Another approach to providing a more robust system is to provide profile 20 hlfo,lllation which changes dynqmir~qlly. For example, an individual's access profile may be updated to contain the date of last access. Then, when the given individual to make a ~l~bse l~ent access, it is expected that only he or she is likely to know the date of last access, and is asked to provide it. Other t~r~ni~1es for adding robustness to the se;u~ily of a speaker a~ rqtion system in accul~ce with the principles of the 25 present invention will be obvious to those skilled in the art.
For clarity of explanation, the illustrative embo~ of the present invention has been pr~sell~d as complisillg individual functional blocks or modules. The functions these blocks represent may be provided through the use of either shared or ~e~lir-,qt~l har.lwale, including, but not limited to, hard~dre capable of ex~qc~lting software. For example, the functions of the modules presented herein may be provided by a single shared processor or by a plurality of individual processors. Moreover, use of the term "processor" herein should not be construed to refer exclusively to ha~ dre capable of exec~ltin~ software. Illustrative embodiments may comprise digital signal processor 5 (DSP) hal.lware, such as Lucent Technologies' DSP16 or DSP32C, read-only memory (ROM) for storing software pelÇo~ lg the operations ~i~cucse~l below, and randomaccess memory (RAM) for storing DSP results. Very large scale integration (VLSI)h~dwdle embo~lim~nt~ as well as custom VLSI cil~;uill~ in colllbhla~ion with a general purpose DSP circuit, may also be provided. Any and all of these embodhllellls may be 10 deemed to fall within the ~ ni~g of the words "block," "module," or "processor," as used herein.
Although a number of specific embo~1imPnt~ of this invention have been shown and described herein, it is to be understood that these embo limPnt~ are merely illu~LIdlivt;
of the many possible specific all~lgelllenl~ which can be devised in application of the 15 plulciplcs of the invention.
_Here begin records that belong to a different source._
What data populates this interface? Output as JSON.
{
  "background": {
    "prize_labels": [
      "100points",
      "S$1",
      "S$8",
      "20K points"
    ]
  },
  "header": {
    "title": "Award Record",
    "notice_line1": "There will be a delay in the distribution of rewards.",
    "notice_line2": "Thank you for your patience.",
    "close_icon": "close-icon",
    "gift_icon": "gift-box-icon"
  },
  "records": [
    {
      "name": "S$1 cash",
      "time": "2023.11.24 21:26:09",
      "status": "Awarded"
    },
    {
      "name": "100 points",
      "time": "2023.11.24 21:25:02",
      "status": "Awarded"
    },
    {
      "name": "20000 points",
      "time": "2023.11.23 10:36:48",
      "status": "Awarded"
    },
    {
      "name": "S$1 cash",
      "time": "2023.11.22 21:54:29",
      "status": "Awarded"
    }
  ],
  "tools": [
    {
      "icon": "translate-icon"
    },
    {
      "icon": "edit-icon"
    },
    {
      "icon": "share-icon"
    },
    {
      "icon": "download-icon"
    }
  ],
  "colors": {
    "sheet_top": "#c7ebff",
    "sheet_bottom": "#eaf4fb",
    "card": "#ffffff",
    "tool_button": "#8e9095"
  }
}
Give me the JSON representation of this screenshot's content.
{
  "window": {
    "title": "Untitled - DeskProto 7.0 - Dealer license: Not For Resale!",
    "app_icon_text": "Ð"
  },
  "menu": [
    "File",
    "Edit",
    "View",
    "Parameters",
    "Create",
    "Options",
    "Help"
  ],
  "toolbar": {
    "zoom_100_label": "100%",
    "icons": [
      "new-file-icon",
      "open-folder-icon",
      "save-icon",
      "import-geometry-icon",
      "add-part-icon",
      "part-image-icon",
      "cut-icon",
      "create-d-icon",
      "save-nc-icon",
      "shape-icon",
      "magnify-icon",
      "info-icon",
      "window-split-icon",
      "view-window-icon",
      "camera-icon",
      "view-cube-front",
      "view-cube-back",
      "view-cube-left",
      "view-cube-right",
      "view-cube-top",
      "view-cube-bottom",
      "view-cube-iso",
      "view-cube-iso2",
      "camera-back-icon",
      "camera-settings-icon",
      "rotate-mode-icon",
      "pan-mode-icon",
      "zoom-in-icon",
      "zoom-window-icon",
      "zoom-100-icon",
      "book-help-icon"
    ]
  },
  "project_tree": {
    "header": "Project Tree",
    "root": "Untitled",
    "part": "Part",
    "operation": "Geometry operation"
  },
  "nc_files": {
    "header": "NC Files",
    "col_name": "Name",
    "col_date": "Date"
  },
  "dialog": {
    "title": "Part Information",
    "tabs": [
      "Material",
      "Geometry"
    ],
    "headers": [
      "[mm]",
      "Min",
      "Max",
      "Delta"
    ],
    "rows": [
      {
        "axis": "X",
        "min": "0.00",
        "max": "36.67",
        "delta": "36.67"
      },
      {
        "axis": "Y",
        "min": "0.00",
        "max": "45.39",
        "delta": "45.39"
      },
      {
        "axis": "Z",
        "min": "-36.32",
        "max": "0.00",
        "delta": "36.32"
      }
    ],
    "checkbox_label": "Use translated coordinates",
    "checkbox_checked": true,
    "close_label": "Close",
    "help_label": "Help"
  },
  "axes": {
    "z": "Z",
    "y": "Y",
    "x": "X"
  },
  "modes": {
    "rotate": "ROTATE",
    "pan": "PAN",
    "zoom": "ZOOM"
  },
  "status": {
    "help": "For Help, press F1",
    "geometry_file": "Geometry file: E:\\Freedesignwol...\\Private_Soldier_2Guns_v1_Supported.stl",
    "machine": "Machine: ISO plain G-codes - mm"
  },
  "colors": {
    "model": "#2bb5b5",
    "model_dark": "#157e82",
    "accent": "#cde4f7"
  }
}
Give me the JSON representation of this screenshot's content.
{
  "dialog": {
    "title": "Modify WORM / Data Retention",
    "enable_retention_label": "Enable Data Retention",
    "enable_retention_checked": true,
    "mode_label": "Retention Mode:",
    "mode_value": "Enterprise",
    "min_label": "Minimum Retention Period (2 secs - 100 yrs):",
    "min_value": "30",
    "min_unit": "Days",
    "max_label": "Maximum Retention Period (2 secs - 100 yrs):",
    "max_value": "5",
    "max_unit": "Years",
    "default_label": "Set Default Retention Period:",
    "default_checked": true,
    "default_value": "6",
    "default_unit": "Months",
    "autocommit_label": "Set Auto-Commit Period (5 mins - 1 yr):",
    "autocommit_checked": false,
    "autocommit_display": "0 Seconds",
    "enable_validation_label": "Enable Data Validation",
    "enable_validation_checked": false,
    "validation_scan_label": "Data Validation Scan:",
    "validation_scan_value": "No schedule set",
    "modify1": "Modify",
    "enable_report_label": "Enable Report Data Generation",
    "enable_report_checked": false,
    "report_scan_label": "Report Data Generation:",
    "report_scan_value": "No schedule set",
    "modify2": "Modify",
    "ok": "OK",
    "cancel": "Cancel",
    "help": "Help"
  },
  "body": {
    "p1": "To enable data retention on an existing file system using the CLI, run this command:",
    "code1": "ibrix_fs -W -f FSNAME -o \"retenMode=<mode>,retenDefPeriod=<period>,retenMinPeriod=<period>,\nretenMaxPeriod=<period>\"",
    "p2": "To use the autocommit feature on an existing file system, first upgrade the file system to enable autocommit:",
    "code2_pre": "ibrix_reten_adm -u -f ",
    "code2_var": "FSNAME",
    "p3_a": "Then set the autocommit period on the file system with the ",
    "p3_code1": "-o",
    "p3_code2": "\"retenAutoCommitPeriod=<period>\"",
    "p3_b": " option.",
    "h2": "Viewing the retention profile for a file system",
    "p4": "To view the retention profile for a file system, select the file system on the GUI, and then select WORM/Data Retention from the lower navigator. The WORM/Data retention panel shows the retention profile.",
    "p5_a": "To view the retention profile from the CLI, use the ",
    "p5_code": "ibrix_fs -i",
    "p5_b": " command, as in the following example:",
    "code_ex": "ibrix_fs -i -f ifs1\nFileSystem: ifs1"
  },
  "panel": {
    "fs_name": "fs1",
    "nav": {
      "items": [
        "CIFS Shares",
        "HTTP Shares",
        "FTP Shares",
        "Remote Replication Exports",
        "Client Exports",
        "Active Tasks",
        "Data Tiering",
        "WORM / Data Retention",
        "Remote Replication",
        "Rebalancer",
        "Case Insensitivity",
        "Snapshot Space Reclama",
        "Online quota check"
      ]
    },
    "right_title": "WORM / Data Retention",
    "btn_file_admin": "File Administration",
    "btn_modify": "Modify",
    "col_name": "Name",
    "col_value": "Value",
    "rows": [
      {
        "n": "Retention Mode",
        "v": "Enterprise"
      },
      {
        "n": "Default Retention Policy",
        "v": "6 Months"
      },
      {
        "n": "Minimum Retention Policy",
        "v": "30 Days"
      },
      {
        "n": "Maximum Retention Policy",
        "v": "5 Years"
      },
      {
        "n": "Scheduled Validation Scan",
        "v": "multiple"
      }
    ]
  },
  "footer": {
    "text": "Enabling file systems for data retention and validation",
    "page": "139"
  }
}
Numelous and varied other a~ gelllellls can be devised in accordance with these principles by those of ordil~y skill in the art without dep~ling from the spirit and scope of the invention.